SUPPLIED MATERIAL START

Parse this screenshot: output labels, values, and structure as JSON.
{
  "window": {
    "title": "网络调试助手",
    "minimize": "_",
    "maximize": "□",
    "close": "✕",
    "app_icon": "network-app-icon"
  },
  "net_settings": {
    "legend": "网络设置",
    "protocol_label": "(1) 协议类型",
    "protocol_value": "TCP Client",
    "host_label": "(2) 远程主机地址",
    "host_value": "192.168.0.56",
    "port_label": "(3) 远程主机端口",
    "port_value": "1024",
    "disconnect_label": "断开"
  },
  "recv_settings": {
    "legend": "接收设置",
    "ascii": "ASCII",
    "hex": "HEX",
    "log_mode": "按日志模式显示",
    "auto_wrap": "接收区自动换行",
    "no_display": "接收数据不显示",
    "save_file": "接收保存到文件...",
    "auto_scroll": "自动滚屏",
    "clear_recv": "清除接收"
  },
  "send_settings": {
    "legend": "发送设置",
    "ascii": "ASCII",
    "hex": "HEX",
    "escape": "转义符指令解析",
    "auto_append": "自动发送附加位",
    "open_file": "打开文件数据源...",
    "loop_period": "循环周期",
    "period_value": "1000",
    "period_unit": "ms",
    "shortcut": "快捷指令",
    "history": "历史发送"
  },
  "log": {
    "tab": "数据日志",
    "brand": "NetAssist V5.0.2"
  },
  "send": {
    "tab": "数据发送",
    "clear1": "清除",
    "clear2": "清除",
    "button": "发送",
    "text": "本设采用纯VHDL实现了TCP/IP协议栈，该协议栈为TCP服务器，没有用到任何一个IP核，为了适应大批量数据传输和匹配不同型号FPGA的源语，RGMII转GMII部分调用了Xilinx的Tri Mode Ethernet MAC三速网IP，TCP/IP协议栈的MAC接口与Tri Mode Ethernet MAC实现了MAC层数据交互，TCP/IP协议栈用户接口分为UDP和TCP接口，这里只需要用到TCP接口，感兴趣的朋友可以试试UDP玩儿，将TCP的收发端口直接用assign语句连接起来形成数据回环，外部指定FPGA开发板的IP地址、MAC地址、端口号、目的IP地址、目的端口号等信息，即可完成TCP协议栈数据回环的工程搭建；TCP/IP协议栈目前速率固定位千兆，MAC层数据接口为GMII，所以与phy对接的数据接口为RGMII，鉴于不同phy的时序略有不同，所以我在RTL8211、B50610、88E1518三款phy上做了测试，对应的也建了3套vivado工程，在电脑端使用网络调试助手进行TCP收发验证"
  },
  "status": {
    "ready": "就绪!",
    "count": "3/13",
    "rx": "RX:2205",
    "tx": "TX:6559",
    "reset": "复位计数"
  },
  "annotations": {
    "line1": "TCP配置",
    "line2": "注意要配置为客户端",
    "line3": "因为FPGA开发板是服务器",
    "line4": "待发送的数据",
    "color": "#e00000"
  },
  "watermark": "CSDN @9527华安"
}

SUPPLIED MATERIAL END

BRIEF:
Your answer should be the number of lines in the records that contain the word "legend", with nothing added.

ANSWER FOR THIS EXERCISE:
3